A man of many words

James Pannabecker '74
Natural Bridge Station, Va.

I resigned in 1994 from Citicorp Mortgage, where I had been senior vice president and general counsel for mortgage originations. I had been traveling too much, mostly between offices in Stamford, Conn., and St. Louis, Mo. Winter was worst. At least once, snow delayed my returning home so that I arrived on Saturday and had to leave Sunday to be at an 8 a.m. Monday meeting in Stamford.

James PannabeckerAnyway, I quit, thinking I'd figure out something to do. Citicorp kept me on for a year to train my successor, and then for several years as a consultant.
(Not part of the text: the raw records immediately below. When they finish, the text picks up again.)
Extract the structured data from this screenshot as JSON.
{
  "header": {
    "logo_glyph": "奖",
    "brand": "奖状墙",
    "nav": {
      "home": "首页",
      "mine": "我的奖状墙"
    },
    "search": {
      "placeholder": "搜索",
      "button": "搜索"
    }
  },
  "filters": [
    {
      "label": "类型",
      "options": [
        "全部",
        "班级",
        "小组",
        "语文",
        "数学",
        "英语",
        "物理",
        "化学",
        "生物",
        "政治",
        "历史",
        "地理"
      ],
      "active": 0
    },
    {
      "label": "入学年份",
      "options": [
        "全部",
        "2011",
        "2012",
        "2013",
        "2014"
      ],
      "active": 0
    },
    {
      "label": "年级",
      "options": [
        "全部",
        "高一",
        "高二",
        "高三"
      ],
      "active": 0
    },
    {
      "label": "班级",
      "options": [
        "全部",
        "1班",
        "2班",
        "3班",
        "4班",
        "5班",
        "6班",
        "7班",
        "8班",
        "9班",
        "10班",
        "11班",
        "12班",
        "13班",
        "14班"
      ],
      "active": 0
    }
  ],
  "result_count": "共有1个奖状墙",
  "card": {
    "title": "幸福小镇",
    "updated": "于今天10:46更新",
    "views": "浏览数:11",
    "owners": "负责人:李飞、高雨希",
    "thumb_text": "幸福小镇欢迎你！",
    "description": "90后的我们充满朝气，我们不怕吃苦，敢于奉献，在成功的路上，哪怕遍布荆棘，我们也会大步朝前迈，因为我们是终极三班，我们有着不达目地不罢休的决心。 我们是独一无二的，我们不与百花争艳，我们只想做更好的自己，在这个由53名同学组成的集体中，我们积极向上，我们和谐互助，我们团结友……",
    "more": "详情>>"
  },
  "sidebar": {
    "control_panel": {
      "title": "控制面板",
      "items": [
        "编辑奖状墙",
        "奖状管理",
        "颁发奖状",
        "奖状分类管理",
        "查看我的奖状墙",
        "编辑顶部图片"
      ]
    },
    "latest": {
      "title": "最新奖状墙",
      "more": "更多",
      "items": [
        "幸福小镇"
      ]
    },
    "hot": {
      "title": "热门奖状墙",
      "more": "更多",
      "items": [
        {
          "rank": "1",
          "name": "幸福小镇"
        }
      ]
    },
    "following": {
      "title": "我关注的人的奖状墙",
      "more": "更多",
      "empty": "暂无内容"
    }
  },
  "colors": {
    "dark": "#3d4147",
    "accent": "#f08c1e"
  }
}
I started writing a book on the Real Estate Settlement Procedures Act (RESPA) because I had a lot of experience in that area and sensed a need for guidance.

A few months into the book, I spoke with a fellow who worked for the publisher that had hired me right after law school. He said, "What are you doing?" I said, "Writing a book on RESPA." He said, "Do you have a publisher?" I said, "No." He said, "We might be interested." A week or so later, I had a contract and got serious.

Then, a month later, he called again. "Stop what you're doing. We need to publish a book on the new Community Reinvestment Act regulations ASAP." A second contract resulted, with deadlines on the first one postponed. In six weeks, he and I together finished the book, which was very successful.

I turned back to the RESPA book and it, too, did well and continues to do so after 15 years. I should mention that this sort of book is updated two or three times a year to reflect changes, so it's been a continuing project.

I've now written or co-written 26 books on banking and mortgage lending topics, earning a good living for myself and keeping several editors and other staffers pretty busy at the publisher.